3. At the end of the course, some students who’ve never learned Chinese before were even able to make basic conversations. I know that you already had a pretty good level of Mandarin, but what was your experience with learning Mandarin at Donghua University?  What is that you find most difficult or easy about the Chinese language?

It’s true, most people in our group didn’t speak much Mandarin. However after the lessons, they were able to go into restaurants and order food or interact with shopkeepers. The most difficult part for me is to memorize characters and writing them. But it gets easier as time goes on. On the other hand, in my opinion, Chinese grammatical structure is quite easy and intuitive. Most people tend to find speaking and listening easier compared to reading and writing.

Trip to Suzhou

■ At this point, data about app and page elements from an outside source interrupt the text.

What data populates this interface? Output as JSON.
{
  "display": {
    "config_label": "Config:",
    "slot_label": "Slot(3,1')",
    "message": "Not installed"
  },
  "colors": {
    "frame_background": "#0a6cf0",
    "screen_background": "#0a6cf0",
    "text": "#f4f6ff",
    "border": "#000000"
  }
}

4. How do you leverage on your Chinese language skills? Do you think there is some truth in the Chinese saying, “to learn a language is to have one more window from which to look at the world”?

Learning Mandarin is an activity that makes you think in a different way, as its structure differs greatly from that of European languages. This new way of thinking creates a new perspective for us to see the world. If I didn’t learn Mandarin I would not have been able to experience China like I did. 

5. We’d like to think that friendships are what connects all the activities of the Shanghai Summer School into one whole, and that the opportunities to get to know your co-participants and the locals are aplenty. How did you like the social side of Shanghai Summer School? I know you’ve become very good friends with Andrej, our COO, I remember you even got him a farewell gift at the end of the summer school! 🙂

I believe so too, after morning classes most activities are done as a group. We had the Amazing Race and the Night Cycling which are two examples of activities where we were able to explore the city and get to know our fellow participants better. Shanghai is perfect for social activities, both during the day or in the evenings. After being with a group almost every day for a month, it is certain that we make strong friendships, so me and my fellow Portuguese participants signed our flag and gave it to Andrej. However, it doesn’t mean that we didn’t like the rest of the group as much. We just didn’t have 50+ flags ☹

Daniel and Mariana giving Andrej Portuguese flag

4 final quick questions:

  • Favourite Chinese character?  梦 mèng (dream)
  • Favourite part of the program? The Amazing Race
  • Favourite food? Beijing Kao Ya (Peking Duck)
  • Favourite place in Shanghai? The Bund
Find out more about Shanghai Summer School’s summer programs.

Shanghai Summer School strives to provide you with a summer experience unlike any other. The summer school is primarily about learning the Chinese language in an immersive way, but it’s also about going out and discovering a new culture and making meaningful connections with its people. We would even go as far as to say that delving headfirst into the bustling metropolis of Shanghai will allow one to adopt a new and expanded worldview, and a deeper understanding of cultures different than our own.

The knowledge of new languages combined with heightened cultural sensitivity and awareness has become ever more important in the global world we live in today.

Click here to find out more about our programs.